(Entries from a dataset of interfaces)
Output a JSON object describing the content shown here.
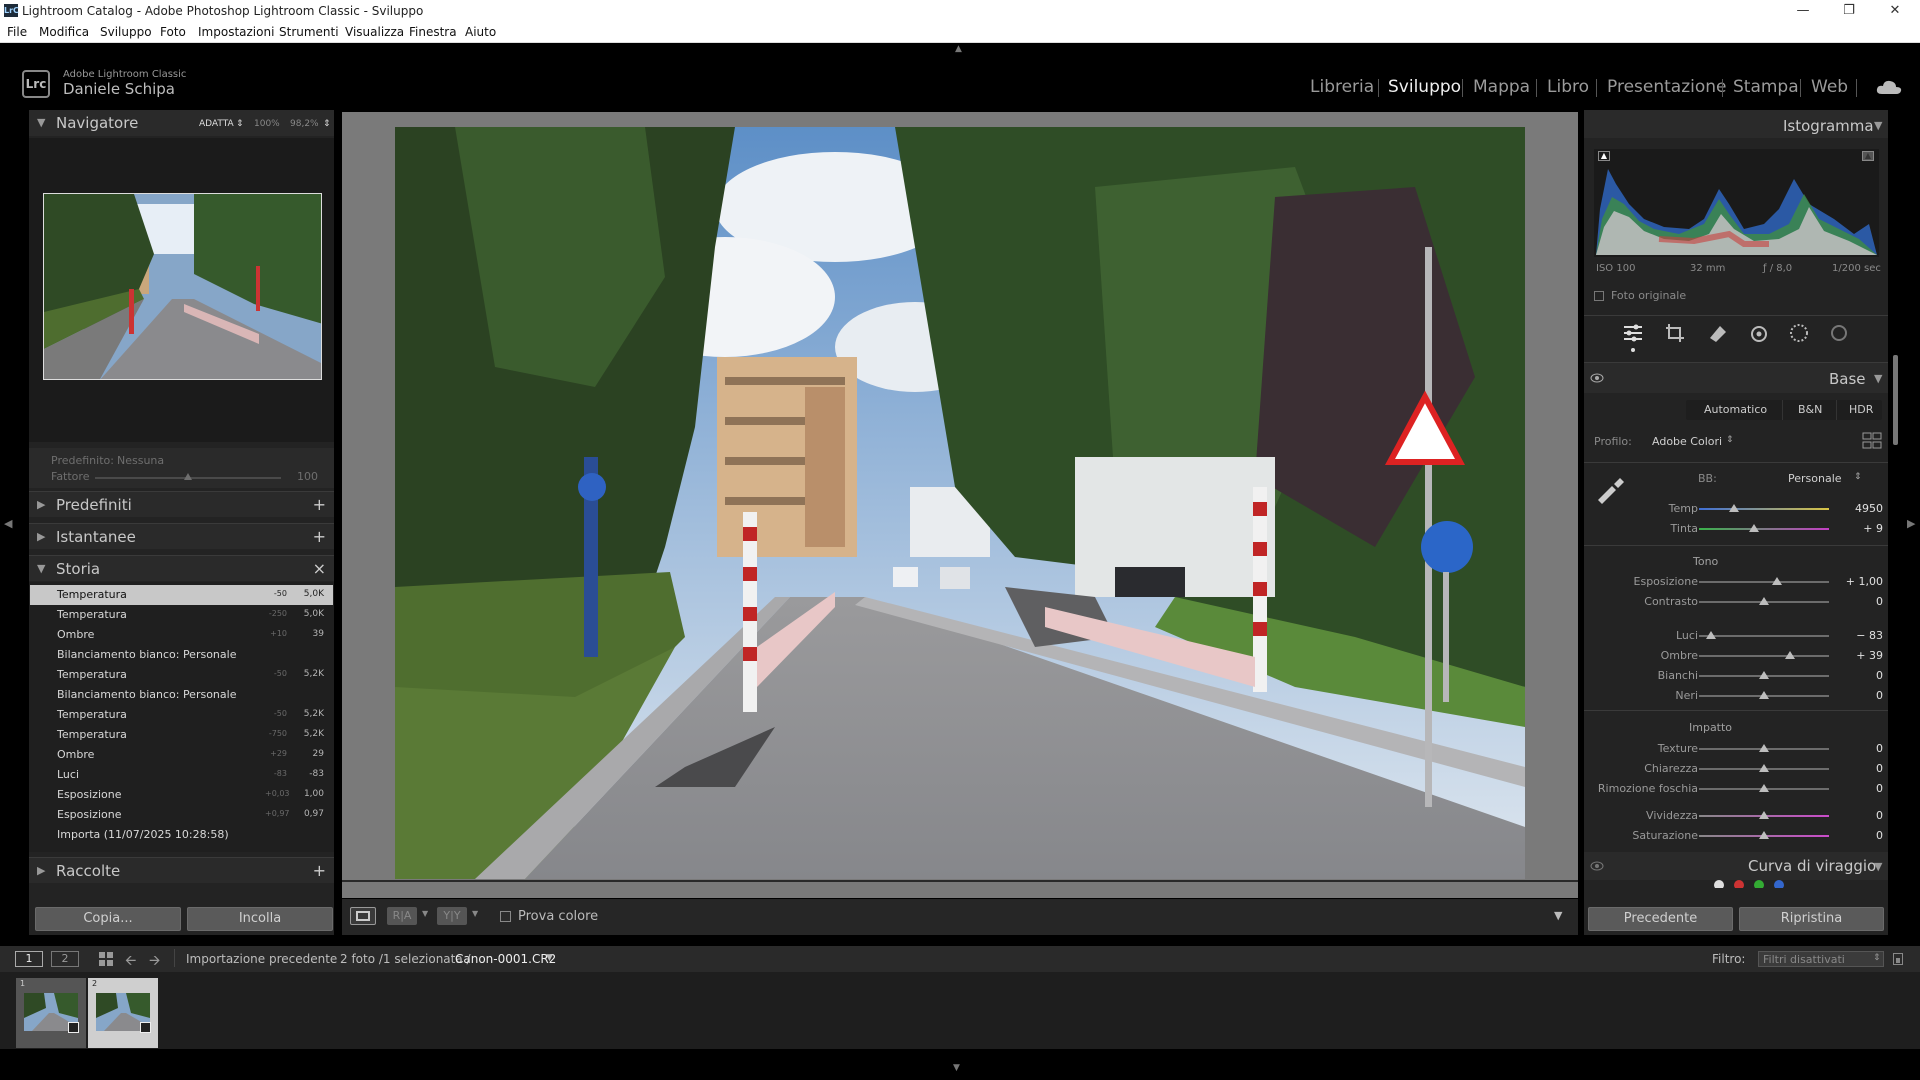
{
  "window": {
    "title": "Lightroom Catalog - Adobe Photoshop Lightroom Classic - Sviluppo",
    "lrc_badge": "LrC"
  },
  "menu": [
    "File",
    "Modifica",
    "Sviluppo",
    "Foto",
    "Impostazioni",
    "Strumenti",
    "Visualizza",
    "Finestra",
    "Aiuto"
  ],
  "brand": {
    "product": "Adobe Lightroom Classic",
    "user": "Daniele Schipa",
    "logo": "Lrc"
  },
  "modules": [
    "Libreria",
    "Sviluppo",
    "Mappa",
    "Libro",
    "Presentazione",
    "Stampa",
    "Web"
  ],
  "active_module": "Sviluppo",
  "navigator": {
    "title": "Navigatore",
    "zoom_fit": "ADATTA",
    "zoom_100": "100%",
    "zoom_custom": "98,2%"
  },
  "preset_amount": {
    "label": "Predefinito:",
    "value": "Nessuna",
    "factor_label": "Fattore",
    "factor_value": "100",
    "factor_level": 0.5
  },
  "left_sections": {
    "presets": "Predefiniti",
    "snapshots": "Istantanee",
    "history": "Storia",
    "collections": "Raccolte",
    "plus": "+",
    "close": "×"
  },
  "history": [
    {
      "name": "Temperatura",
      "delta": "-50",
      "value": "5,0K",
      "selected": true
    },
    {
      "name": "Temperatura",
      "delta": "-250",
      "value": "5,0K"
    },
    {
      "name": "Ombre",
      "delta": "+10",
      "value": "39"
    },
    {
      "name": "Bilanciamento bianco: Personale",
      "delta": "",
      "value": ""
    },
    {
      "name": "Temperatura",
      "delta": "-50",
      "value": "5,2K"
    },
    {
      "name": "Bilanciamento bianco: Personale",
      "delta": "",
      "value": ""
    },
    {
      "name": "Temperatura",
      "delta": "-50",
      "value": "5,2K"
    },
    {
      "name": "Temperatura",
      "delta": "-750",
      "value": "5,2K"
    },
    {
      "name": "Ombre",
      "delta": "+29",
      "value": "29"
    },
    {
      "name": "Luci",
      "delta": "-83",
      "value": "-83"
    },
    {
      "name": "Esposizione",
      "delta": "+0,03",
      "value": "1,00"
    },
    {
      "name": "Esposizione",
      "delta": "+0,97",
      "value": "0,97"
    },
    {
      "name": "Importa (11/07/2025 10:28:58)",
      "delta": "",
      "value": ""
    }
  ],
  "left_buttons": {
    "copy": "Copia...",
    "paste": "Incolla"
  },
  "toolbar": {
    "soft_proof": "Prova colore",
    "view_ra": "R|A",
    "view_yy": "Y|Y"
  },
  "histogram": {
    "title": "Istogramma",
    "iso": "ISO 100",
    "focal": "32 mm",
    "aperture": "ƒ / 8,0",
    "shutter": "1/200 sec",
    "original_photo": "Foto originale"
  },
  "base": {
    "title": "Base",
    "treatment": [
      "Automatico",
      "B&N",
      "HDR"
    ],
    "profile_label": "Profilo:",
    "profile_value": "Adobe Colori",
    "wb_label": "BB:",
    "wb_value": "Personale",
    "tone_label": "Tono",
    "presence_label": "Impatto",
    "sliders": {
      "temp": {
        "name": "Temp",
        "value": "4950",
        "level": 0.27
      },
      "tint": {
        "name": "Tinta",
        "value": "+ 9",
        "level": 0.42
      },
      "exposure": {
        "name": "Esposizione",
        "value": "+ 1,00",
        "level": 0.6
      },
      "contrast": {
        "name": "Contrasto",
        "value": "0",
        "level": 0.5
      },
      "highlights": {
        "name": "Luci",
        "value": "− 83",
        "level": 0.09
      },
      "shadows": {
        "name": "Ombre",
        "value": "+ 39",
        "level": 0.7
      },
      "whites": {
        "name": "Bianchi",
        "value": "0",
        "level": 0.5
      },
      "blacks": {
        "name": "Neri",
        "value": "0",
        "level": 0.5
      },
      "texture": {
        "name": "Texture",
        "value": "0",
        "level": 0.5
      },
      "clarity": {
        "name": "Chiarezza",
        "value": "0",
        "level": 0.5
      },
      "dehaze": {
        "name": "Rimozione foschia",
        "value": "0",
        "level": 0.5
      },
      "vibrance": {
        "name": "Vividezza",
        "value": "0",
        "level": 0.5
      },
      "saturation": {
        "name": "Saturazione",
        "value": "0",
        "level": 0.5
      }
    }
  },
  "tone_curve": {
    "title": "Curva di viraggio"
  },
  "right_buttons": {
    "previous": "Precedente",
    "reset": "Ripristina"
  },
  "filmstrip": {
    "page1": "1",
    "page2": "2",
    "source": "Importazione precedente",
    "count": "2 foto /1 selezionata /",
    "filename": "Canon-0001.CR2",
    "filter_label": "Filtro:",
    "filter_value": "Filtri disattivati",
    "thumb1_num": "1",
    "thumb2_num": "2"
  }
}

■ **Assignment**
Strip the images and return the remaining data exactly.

■ **Exercise answer**
Output a JSON object describing the content shown here.
{
  "window": {
    "title": "Lightroom Catalog - Adobe Photoshop Lightroom Classic - Sviluppo",
    "lrc_badge": "LrC"
  },
  "menu": [
    "File",
    "Modifica",
    "Sviluppo",
    "Foto",
    "Impostazioni",
    "Strumenti",
    "Visualizza",
    "Finestra",
    "Aiuto"
  ],
  "brand": {
    "product": "Adobe Lightroom Classic",
    "user": "Daniele Schipa",
    "logo": "Lrc"
  },
  "modules": [
    "Libreria",
    "Sviluppo",
    "Mappa",
    "Libro",
    "Presentazione",
    "Stampa",
    "Web"
  ],
  "active_module": "Sviluppo",
  "navigator": {
    "title": "Navigatore",
    "zoom_fit": "ADATTA",
    "zoom_100": "100%",
    "zoom_custom": "98,2%"
  },
  "preset_amount": {
    "label": "Predefinito:",
    "value": "Nessuna",
    "factor_label": "Fattore",
    "factor_value": "100",
    "factor_level": 0.5
  },
  "left_sections": {
    "presets": "Predefiniti",
    "snapshots": "Istantanee",
    "history": "Storia",
    "collections": "Raccolte",
    "plus": "+",
    "close": "×"
  },
  "history": [
    {
      "name": "Temperatura",
      "delta": "-50",
      "value": "5,0K",
      "selected": true
    },
    {
      "name": "Temperatura",
      "delta": "-250",
      "value": "5,0K"
    },
    {
      "name": "Ombre",
      "delta": "+10",
      "value": "39"
    },
    {
      "name": "Bilanciamento bianco: Personale",
      "delta": "",
      "value": ""
    },
    {
      "name": "Temperatura",
      "delta": "-50",
      "value": "5,2K"
    },
    {
      "name": "Bilanciamento bianco: Personale",
      "delta": "",
      "value": ""
    },
    {
      "name": "Temperatura",
      "delta": "-50",
      "value": "5,2K"
    },
    {
      "name": "Temperatura",
      "delta": "-750",
      "value": "5,2K"
    },
    {
      "name": "Ombre",
      "delta": "+29",
      "value": "29"
    },
    {
      "name": "Luci",
      "delta": "-83",
      "value": "-83"
    },
    {
      "name": "Esposizione",
      "delta": "+0,03",
      "value": "1,00"
    },
    {
      "name": "Esposizione",
      "delta": "+0,97",
      "value": "0,97"
    },
    {
      "name": "Importa (11/07/2025 10:28:58)",
      "delta": "",
      "value": ""
    }
  ],
  "left_buttons": {
    "copy": "Copia...",
    "paste": "Incolla"
  },
  "toolbar": {
    "soft_proof": "Prova colore",
    "view_ra": "R|A",
    "view_yy": "Y|Y"
  },
  "histogram": {
    "title": "Istogramma",
    "iso": "ISO 100",
    "focal": "32 mm",
    "aperture": "ƒ / 8,0",
    "shutter": "1/200 sec",
    "original_photo": "Foto originale"
  },
  "base": {
    "title": "Base",
    "treatment": [
      "Automatico",
      "B&N",
      "HDR"
    ],
    "profile_label": "Profilo:",
    "profile_value": "Adobe Colori",
    "wb_label": "BB:",
    "wb_value": "Personale",
    "tone_label": "Tono",
    "presence_label": "Impatto",
    "sliders": {
      "temp": {
        "name": "Temp",
        "value": "4950",
        "level": 0.27
      },
      "tint": {
        "name": "Tinta",
        "value": "+ 9",
        "level": 0.42
      },
      "exposure": {
        "name": "Esposizione",
        "value": "+ 1,00",
        "level": 0.6
      },
      "contrast": {
        "name": "Contrasto",
        "value": "0",
        "level": 0.5
      },
      "highlights": {
        "name": "Luci",
        "value": "− 83",
        "level": 0.09
      },
      "shadows": {
        "name": "Ombre",
        "value": "+ 39",
        "level": 0.7
      },
      "whites": {
        "name": "Bianchi",
        "value": "0",
        "level": 0.5
      },
      "blacks": {
        "name": "Neri",
        "value": "0",
        "level": 0.5
      },
      "texture": {
        "name": "Texture",
        "value": "0",
        "level": 0.5
      },
      "clarity": {
        "name": "Chiarezza",
        "value": "0",
        "level": 0.5
      },
      "dehaze": {
        "name": "Rimozione foschia",
        "value": "0",
        "level": 0.5
      },
      "vibrance": {
        "name": "Vividezza",
        "value": "0",
        "level": 0.5
      },
      "saturation": {
        "name": "Saturazione",
        "value": "0",
        "level": 0.5
      }
    }
  },
  "tone_curve": {
    "title": "Curva di viraggio"
  },
  "right_buttons": {
    "previous": "Precedente",
    "reset": "Ripristina"
  },
  "filmstrip": {
    "page1": "1",
    "page2": "2",
    "source": "Importazione precedente",
    "count": "2 foto /1 selezionata /",
    "filename": "Canon-0001.CR2",
    "filter_label": "Filtro:",
    "filter_value": "Filtri disattivati",
    "thumb1_num": "1",
    "thumb2_num": "2"
  }
}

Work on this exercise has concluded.